Cleveland Clinic pairs with Oscar to enter individual insurance business
Despite widespread instability in the individual insurance market, the Cleveland Clinic is betting that a narrow network plan focused on keeping patients out of the hospital is just what the doctor ordered.
The Ohio-based health system last week unveiled plans for a joint venture with New York-based startup Oscar Health. Cleveland Clinic/Oscar Health will offer individuals coverage on and off the Affordable Care Act’s exchanges at a time when most insurers are jumping ship because of financial losses and uncertainty as they wait for the Trump administration and Republican-controlled Congress to make regulatory decisions. One of Oscar’s founders, Joshua Kushner, is the younger brother of Jared and brother-inlaw of Ivanka Trump.
“If you put a product out in the market that is less like traditional health insurance and sick-care oriented and much more a consumer product that people want to engage with, that they like to tell their friends and family about, that pays them a dollar a day to walk steps and things like that, you are going to attract . . . plenty of 25- and 35-year-olds who just want to have good healthcare,” Oscar CEO Mario Schlosser said.
The plan will launch in 2018 in five northeast Ohio counties. The clinic will handle care delivery, and Oscar will provide the sophisticated tech platform and insurance operations expertise. The goal is to improve outcomes and keep costs down by putting patients at the center of highly coordinated care, the companies said.
Each plan member will be paired with a Cleveland Clinic care team, including a primary-care doctor, physician assistants and other clinicians, as well as an Oscar concierge team made up of a nurse and three care guides to help the patient navigate the healthcare system.
“Think about the basic insurance company’s member experience. The only time a member deals with the insurance company is when the insurance company doesn’t want to pay a claim,” said Joel Klein, Oscar’s chief policy and strategy officer. “There’s nothing like this (plan) that’s comparable.”
Cleveland Clinic has been flirting with entering the insurance business for years. The 50-50 joint venture takes some of the risk from the system because the companies will equally share in the losses and profits. Oscar Health, which has struggled with financial losses in the past few years, gets to align itself with a renowned system that it hopes will attract enrollment. Oscar now covers about 105,000 people, and expects a few thousand to enroll in Ohio in the first year.
The challenges of entering the individual insurance market aren’t lost on the companies, which began discussing a joint venture in February 2016. Many insurers have jumped ship because of heavy financial losses and an unclear regulatory picture for the market’s future. Health insurers have been filing rates in the past few weeks without knowing, for example, whether the Trump administration will fund crucial cost-sharing subsidies that help low-income Americans afford exchange coverage.

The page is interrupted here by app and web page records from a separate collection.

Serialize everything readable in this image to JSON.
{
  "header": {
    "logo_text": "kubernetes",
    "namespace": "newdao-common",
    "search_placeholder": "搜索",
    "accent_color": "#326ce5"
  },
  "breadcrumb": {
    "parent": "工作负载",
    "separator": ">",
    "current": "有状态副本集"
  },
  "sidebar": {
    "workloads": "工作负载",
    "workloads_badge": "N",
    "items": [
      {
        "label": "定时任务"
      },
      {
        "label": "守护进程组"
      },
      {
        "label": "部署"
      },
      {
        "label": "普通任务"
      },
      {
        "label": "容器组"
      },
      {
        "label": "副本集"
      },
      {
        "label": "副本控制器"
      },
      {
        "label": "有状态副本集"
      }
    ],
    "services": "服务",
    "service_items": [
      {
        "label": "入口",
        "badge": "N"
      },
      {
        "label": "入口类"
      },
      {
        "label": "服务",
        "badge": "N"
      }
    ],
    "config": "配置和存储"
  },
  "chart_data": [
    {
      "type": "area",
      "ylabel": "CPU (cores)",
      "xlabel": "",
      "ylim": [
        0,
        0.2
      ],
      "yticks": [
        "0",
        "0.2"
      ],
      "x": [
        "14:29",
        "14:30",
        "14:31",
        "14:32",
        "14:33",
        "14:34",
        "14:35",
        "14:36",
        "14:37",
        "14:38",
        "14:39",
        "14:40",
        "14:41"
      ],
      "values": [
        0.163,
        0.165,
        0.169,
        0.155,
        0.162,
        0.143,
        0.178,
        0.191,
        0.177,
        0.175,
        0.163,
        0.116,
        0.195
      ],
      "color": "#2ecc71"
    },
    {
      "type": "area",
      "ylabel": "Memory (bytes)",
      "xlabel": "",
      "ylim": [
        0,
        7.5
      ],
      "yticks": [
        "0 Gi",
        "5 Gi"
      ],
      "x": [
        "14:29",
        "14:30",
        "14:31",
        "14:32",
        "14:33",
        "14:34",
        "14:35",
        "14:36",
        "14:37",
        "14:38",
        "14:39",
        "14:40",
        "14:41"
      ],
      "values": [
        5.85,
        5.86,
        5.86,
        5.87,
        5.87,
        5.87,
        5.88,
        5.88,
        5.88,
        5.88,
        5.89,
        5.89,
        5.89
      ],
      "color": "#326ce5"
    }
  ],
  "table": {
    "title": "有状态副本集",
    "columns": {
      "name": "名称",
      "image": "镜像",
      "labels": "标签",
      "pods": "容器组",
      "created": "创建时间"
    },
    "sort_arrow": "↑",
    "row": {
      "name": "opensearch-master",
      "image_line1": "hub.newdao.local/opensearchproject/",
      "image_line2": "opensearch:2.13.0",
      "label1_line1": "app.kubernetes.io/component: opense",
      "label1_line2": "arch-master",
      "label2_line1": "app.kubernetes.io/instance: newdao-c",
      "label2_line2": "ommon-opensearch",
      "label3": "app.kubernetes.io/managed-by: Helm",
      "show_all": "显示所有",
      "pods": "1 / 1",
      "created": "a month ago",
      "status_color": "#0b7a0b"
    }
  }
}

Oscar has struggled with losses despite raising millions in venture capital. This year, it sold coverage on exchanges in California, New York and Texas. It lost more than $200 million on plans in 2016 and $120 million in 2015. Oscar previously pulled out of exchanges in Dallas and New Jersey, and recently filed requests with New York regulators to raise its individual rates in the state by 11% on average.
Cleveland Clinic Chief Financial Officer Steven Glass acknowledged those losses, saying the health system analyzed Oscar to figure out its challenges and helped come up with a plan that both think would be successful in the Ohio individual market.
Cleveland became interested in Oscar’s focus on technology and user engagement back in 2012, when the startup launched. Cleveland Clinic later invested in Oscar in 2014.
“We’re not offering a conventional insurance product,” Klein said. “We’re offering something very different, something that the market and consumers have not seen, and we think that’s compellingly attractive to people.”
The 50-50 joint venture takes some of the risk from the health system because the companies will equally share in the losses and profits.